__Problem to work on__
Among the lines of the records, please find those that contain the word "oloBoyShawty" and copy them.

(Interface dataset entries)
-.-.-
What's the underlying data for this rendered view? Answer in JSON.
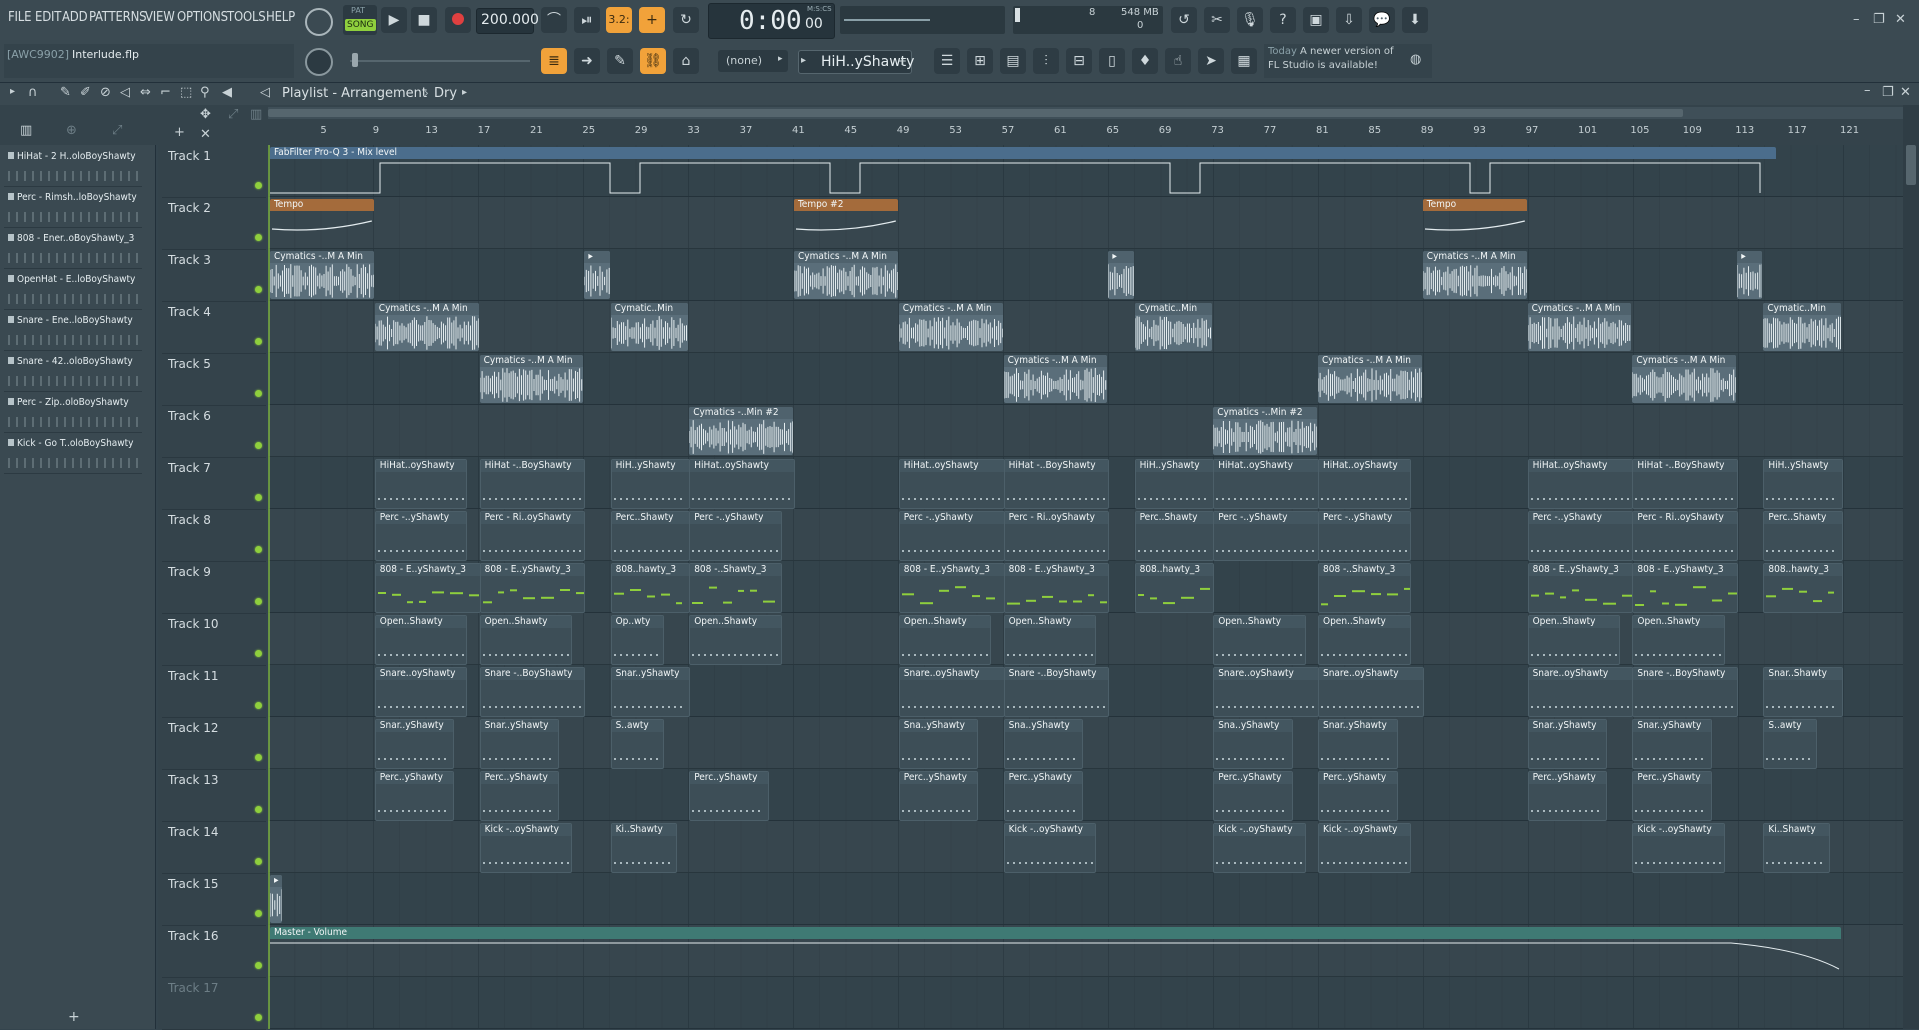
{
  "menu": [
    "FILE",
    "EDIT",
    "ADD",
    "PATTERNS",
    "VIEW",
    "OPTIONS",
    "TOOLS",
    "HELP"
  ],
  "transport": {
    "mode_top": "PAT",
    "mode": "SONG",
    "tempo": "200.000",
    "time": "0:00",
    "time_sub": "00",
    "time_label": "M:S:CS",
    "pattern_num": "3.2:",
    "cpu_value": "8",
    "mem": "548 MB",
    "voices": "0"
  },
  "project": {
    "hint": "[AWC9902]",
    "file": "Interlude.flp"
  },
  "snap": "(none)",
  "pattern_selector": "HiH..yShawty",
  "news": {
    "line1": "Today",
    "line1b": "A newer version of",
    "line2": "FL Studio is available!"
  },
  "playlist": {
    "title": "Playlist - Arrangement",
    "sep": "›",
    "sub": "Dry"
  },
  "ruler": [
    "5",
    "9",
    "13",
    "17",
    "21",
    "25",
    "29",
    "33",
    "37",
    "41",
    "45",
    "49",
    "53",
    "57",
    "61",
    "65",
    "69",
    "73",
    "77",
    "81",
    "85",
    "89",
    "93",
    "97",
    "101",
    "105",
    "109",
    "113",
    "117",
    "121"
  ],
  "picker": [
    "HiHat - 2 H..oloBoyShawty",
    "Perc - Rimsh..loBoyShawty",
    "808 - Ener..oBoyShawty_3",
    "OpenHat - E..loBoyShawty",
    "Snare - Ene..loBoyShawty",
    "Snare - 42..oloBoyShawty",
    "Perc - Zip..oloBoyShawty",
    "Kick - Go T..oloBoyShawty"
  ],
  "tracks": [
    "Track 1",
    "Track 2",
    "Track 3",
    "Track 4",
    "Track 5",
    "Track 6",
    "Track 7",
    "Track 8",
    "Track 9",
    "Track 10",
    "Track 11",
    "Track 12",
    "Track 13",
    "Track 14",
    "Track 15",
    "Track 16",
    "Track 17"
  ],
  "clips": [
    {
      "t": 0,
      "s": 0,
      "l": 115,
      "k": "auto1",
      "n": "FabFilter Pro-Q 3 - Mix level"
    },
    {
      "t": 1,
      "s": 0,
      "l": 8,
      "k": "tempo",
      "n": "Tempo"
    },
    {
      "t": 1,
      "s": 40,
      "l": 8,
      "k": "tempo",
      "n": "Tempo #2"
    },
    {
      "t": 1,
      "s": 88,
      "l": 8,
      "k": "tempo",
      "n": "Tempo"
    },
    {
      "t": 2,
      "s": 0,
      "l": 8,
      "k": "audio",
      "n": "Cymatics -..M A Min"
    },
    {
      "t": 2,
      "s": 24,
      "l": 2,
      "k": "audio",
      "n": "▸"
    },
    {
      "t": 2,
      "s": 40,
      "l": 8,
      "k": "audio",
      "n": "Cymatics -..M A Min"
    },
    {
      "t": 2,
      "s": 64,
      "l": 2,
      "k": "audio",
      "n": "▸"
    },
    {
      "t": 2,
      "s": 88,
      "l": 8,
      "k": "audio",
      "n": "Cymatics -..M A Min"
    },
    {
      "t": 2,
      "s": 112,
      "l": 2,
      "k": "audio",
      "n": "▸"
    },
    {
      "t": 3,
      "s": 8,
      "l": 8,
      "k": "audio",
      "n": "Cymatics -..M A Min"
    },
    {
      "t": 3,
      "s": 26,
      "l": 6,
      "k": "audio",
      "n": "Cymatic..Min"
    },
    {
      "t": 3,
      "s": 48,
      "l": 8,
      "k": "audio",
      "n": "Cymatics -..M A Min"
    },
    {
      "t": 3,
      "s": 66,
      "l": 6,
      "k": "audio",
      "n": "Cymatic..Min"
    },
    {
      "t": 3,
      "s": 96,
      "l": 8,
      "k": "audio",
      "n": "Cymatics -..M A Min"
    },
    {
      "t": 3,
      "s": 114,
      "l": 6,
      "k": "audio",
      "n": "Cymatic..Min"
    },
    {
      "t": 4,
      "s": 16,
      "l": 8,
      "k": "audio",
      "n": "Cymatics -..M A Min"
    },
    {
      "t": 4,
      "s": 56,
      "l": 8,
      "k": "audio",
      "n": "Cymatics -..M A Min"
    },
    {
      "t": 4,
      "s": 80,
      "l": 8,
      "k": "audio",
      "n": "Cymatics -..M A Min"
    },
    {
      "t": 4,
      "s": 104,
      "l": 8,
      "k": "audio",
      "n": "Cymatics -..M A Min"
    },
    {
      "t": 5,
      "s": 32,
      "l": 8,
      "k": "audio",
      "n": "Cymatics -..Min #2"
    },
    {
      "t": 5,
      "s": 72,
      "l": 8,
      "k": "audio",
      "n": "Cymatics -..Min #2"
    },
    {
      "t": 6,
      "s": 8,
      "l": 7,
      "k": "pat",
      "n": "HiHat..oyShawty"
    },
    {
      "t": 6,
      "s": 16,
      "l": 8,
      "k": "pat",
      "n": "HiHat -..BoyShawty"
    },
    {
      "t": 6,
      "s": 26,
      "l": 6,
      "k": "pat",
      "n": "HiH..yShawty"
    },
    {
      "t": 6,
      "s": 32,
      "l": 8,
      "k": "pat",
      "n": "HiHat..oyShawty"
    },
    {
      "t": 6,
      "s": 48,
      "l": 8,
      "k": "pat",
      "n": "HiHat..oyShawty"
    },
    {
      "t": 6,
      "s": 56,
      "l": 8,
      "k": "pat",
      "n": "HiHat -..BoyShawty"
    },
    {
      "t": 6,
      "s": 66,
      "l": 6,
      "k": "pat",
      "n": "HiH..yShawty"
    },
    {
      "t": 6,
      "s": 72,
      "l": 8,
      "k": "pat",
      "n": "HiHat..oyShawty"
    },
    {
      "t": 6,
      "s": 80,
      "l": 7,
      "k": "pat",
      "n": "HiHat..oyShawty"
    },
    {
      "t": 6,
      "s": 96,
      "l": 8,
      "k": "pat",
      "n": "HiHat..oyShawty"
    },
    {
      "t": 6,
      "s": 104,
      "l": 8,
      "k": "pat",
      "n": "HiHat -..BoyShawty"
    },
    {
      "t": 6,
      "s": 114,
      "l": 6,
      "k": "pat",
      "n": "HiH..yShawty"
    },
    {
      "t": 7,
      "s": 8,
      "l": 7,
      "k": "pat",
      "n": "Perc -..yShawty"
    },
    {
      "t": 7,
      "s": 16,
      "l": 8,
      "k": "pat",
      "n": "Perc - Ri..oyShawty"
    },
    {
      "t": 7,
      "s": 26,
      "l": 6,
      "k": "pat",
      "n": "Perc..Shawty"
    },
    {
      "t": 7,
      "s": 32,
      "l": 7,
      "k": "pat",
      "n": "Perc -..yShawty"
    },
    {
      "t": 7,
      "s": 48,
      "l": 8,
      "k": "pat",
      "n": "Perc -..yShawty"
    },
    {
      "t": 7,
      "s": 56,
      "l": 8,
      "k": "pat",
      "n": "Perc - Ri..oyShawty"
    },
    {
      "t": 7,
      "s": 66,
      "l": 6,
      "k": "pat",
      "n": "Perc..Shawty"
    },
    {
      "t": 7,
      "s": 72,
      "l": 8,
      "k": "pat",
      "n": "Perc -..yShawty"
    },
    {
      "t": 7,
      "s": 80,
      "l": 7,
      "k": "pat",
      "n": "Perc -..yShawty"
    },
    {
      "t": 7,
      "s": 96,
      "l": 8,
      "k": "pat",
      "n": "Perc -..yShawty"
    },
    {
      "t": 7,
      "s": 104,
      "l": 8,
      "k": "pat",
      "n": "Perc - Ri..oyShawty"
    },
    {
      "t": 7,
      "s": 114,
      "l": 6,
      "k": "pat",
      "n": "Perc..Shawty"
    },
    {
      "t": 8,
      "s": 8,
      "l": 8,
      "k": "pat808",
      "n": "808 - E..yShawty_3"
    },
    {
      "t": 8,
      "s": 16,
      "l": 8,
      "k": "pat808",
      "n": "808 - E..yShawty_3"
    },
    {
      "t": 8,
      "s": 26,
      "l": 6,
      "k": "pat808",
      "n": "808..hawty_3"
    },
    {
      "t": 8,
      "s": 32,
      "l": 7,
      "k": "pat808",
      "n": "808 -..Shawty_3"
    },
    {
      "t": 8,
      "s": 48,
      "l": 8,
      "k": "pat808",
      "n": "808 - E..yShawty_3"
    },
    {
      "t": 8,
      "s": 56,
      "l": 8,
      "k": "pat808",
      "n": "808 - E..yShawty_3"
    },
    {
      "t": 8,
      "s": 66,
      "l": 6,
      "k": "pat808",
      "n": "808..hawty_3"
    },
    {
      "t": 8,
      "s": 80,
      "l": 7,
      "k": "pat808",
      "n": "808 -..Shawty_3"
    },
    {
      "t": 8,
      "s": 96,
      "l": 8,
      "k": "pat808",
      "n": "808 - E..yShawty_3"
    },
    {
      "t": 8,
      "s": 104,
      "l": 8,
      "k": "pat808",
      "n": "808 - E..yShawty_3"
    },
    {
      "t": 8,
      "s": 114,
      "l": 6,
      "k": "pat808",
      "n": "808..hawty_3"
    },
    {
      "t": 9,
      "s": 8,
      "l": 7,
      "k": "pat",
      "n": "Open..Shawty"
    },
    {
      "t": 9,
      "s": 16,
      "l": 7,
      "k": "pat",
      "n": "Open..Shawty"
    },
    {
      "t": 9,
      "s": 26,
      "l": 4,
      "k": "pat",
      "n": "Op..wty"
    },
    {
      "t": 9,
      "s": 32,
      "l": 7,
      "k": "pat",
      "n": "Open..Shawty"
    },
    {
      "t": 9,
      "s": 48,
      "l": 7,
      "k": "pat",
      "n": "Open..Shawty"
    },
    {
      "t": 9,
      "s": 56,
      "l": 7,
      "k": "pat",
      "n": "Open..Shawty"
    },
    {
      "t": 9,
      "s": 72,
      "l": 7,
      "k": "pat",
      "n": "Open..Shawty"
    },
    {
      "t": 9,
      "s": 80,
      "l": 7,
      "k": "pat",
      "n": "Open..Shawty"
    },
    {
      "t": 9,
      "s": 96,
      "l": 7,
      "k": "pat",
      "n": "Open..Shawty"
    },
    {
      "t": 9,
      "s": 104,
      "l": 7,
      "k": "pat",
      "n": "Open..Shawty"
    },
    {
      "t": 10,
      "s": 8,
      "l": 7,
      "k": "pat",
      "n": "Snare..oyShawty"
    },
    {
      "t": 10,
      "s": 16,
      "l": 8,
      "k": "pat",
      "n": "Snare -..BoyShawty"
    },
    {
      "t": 10,
      "s": 26,
      "l": 6,
      "k": "pat",
      "n": "Snar..yShawty"
    },
    {
      "t": 10,
      "s": 48,
      "l": 8,
      "k": "pat",
      "n": "Snare..oyShawty"
    },
    {
      "t": 10,
      "s": 56,
      "l": 8,
      "k": "pat",
      "n": "Snare -..BoyShawty"
    },
    {
      "t": 10,
      "s": 72,
      "l": 8,
      "k": "pat",
      "n": "Snare..oyShawty"
    },
    {
      "t": 10,
      "s": 80,
      "l": 8,
      "k": "pat",
      "n": "Snare..oyShawty"
    },
    {
      "t": 10,
      "s": 96,
      "l": 8,
      "k": "pat",
      "n": "Snare..oyShawty"
    },
    {
      "t": 10,
      "s": 104,
      "l": 8,
      "k": "pat",
      "n": "Snare -..BoyShawty"
    },
    {
      "t": 10,
      "s": 114,
      "l": 6,
      "k": "pat",
      "n": "Snar..Shawty"
    },
    {
      "t": 11,
      "s": 8,
      "l": 6,
      "k": "pat",
      "n": "Snar..yShawty"
    },
    {
      "t": 11,
      "s": 16,
      "l": 6,
      "k": "pat",
      "n": "Snar..yShawty"
    },
    {
      "t": 11,
      "s": 26,
      "l": 4,
      "k": "pat",
      "n": "S..awty"
    },
    {
      "t": 11,
      "s": 48,
      "l": 6,
      "k": "pat",
      "n": "Sna..yShawty"
    },
    {
      "t": 11,
      "s": 56,
      "l": 6,
      "k": "pat",
      "n": "Sna..yShawty"
    },
    {
      "t": 11,
      "s": 72,
      "l": 6,
      "k": "pat",
      "n": "Sna..yShawty"
    },
    {
      "t": 11,
      "s": 80,
      "l": 6,
      "k": "pat",
      "n": "Snar..yShawty"
    },
    {
      "t": 11,
      "s": 96,
      "l": 6,
      "k": "pat",
      "n": "Snar..yShawty"
    },
    {
      "t": 11,
      "s": 104,
      "l": 6,
      "k": "pat",
      "n": "Snar..yShawty"
    },
    {
      "t": 11,
      "s": 114,
      "l": 4,
      "k": "pat",
      "n": "S..awty"
    },
    {
      "t": 12,
      "s": 8,
      "l": 6,
      "k": "pat",
      "n": "Perc..yShawty"
    },
    {
      "t": 12,
      "s": 16,
      "l": 6,
      "k": "pat",
      "n": "Perc..yShawty"
    },
    {
      "t": 12,
      "s": 32,
      "l": 6,
      "k": "pat",
      "n": "Perc..yShawty"
    },
    {
      "t": 12,
      "s": 48,
      "l": 6,
      "k": "pat",
      "n": "Perc..yShawty"
    },
    {
      "t": 12,
      "s": 56,
      "l": 6,
      "k": "pat",
      "n": "Perc..yShawty"
    },
    {
      "t": 12,
      "s": 72,
      "l": 6,
      "k": "pat",
      "n": "Perc..yShawty"
    },
    {
      "t": 12,
      "s": 80,
      "l": 6,
      "k": "pat",
      "n": "Perc..yShawty"
    },
    {
      "t": 12,
      "s": 96,
      "l": 6,
      "k": "pat",
      "n": "Perc..yShawty"
    },
    {
      "t": 12,
      "s": 104,
      "l": 6,
      "k": "pat",
      "n": "Perc..yShawty"
    },
    {
      "t": 13,
      "s": 16,
      "l": 7,
      "k": "pat",
      "n": "Kick -..oyShawty"
    },
    {
      "t": 13,
      "s": 26,
      "l": 5,
      "k": "pat",
      "n": "Ki..Shawty"
    },
    {
      "t": 13,
      "s": 56,
      "l": 7,
      "k": "pat",
      "n": "Kick -..oyShawty"
    },
    {
      "t": 13,
      "s": 72,
      "l": 7,
      "k": "pat",
      "n": "Kick -..oyShawty"
    },
    {
      "t": 13,
      "s": 80,
      "l": 7,
      "k": "pat",
      "n": "Kick -..oyShawty"
    },
    {
      "t": 13,
      "s": 104,
      "l": 7,
      "k": "pat",
      "n": "Kick -..oyShawty"
    },
    {
      "t": 13,
      "s": 114,
      "l": 5,
      "k": "pat",
      "n": "Ki..Shawty"
    },
    {
      "t": 14,
      "s": 0,
      "l": 1,
      "k": "audio",
      "n": "▸"
    },
    {
      "t": 15,
      "s": 0,
      "l": 120,
      "k": "auto2",
      "n": "Master - Volume"
    }
  ],
  "colors": {
    "accent": "#f1a23a",
    "led": "#8fcf3d",
    "audio": "#5a6e7a",
    "tempo": "#a46b3b",
    "automation": "#4b6d8c",
    "master": "#3f7a74"
  }
}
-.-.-
__Problem solution__
    "HiHat - 2 H..oloBoyShawty",
    "Snare - 42..oloBoyShawty",
    "Perc - Zip..oloBoyShawty",
    "Kick - Go T..oloBoyShawty"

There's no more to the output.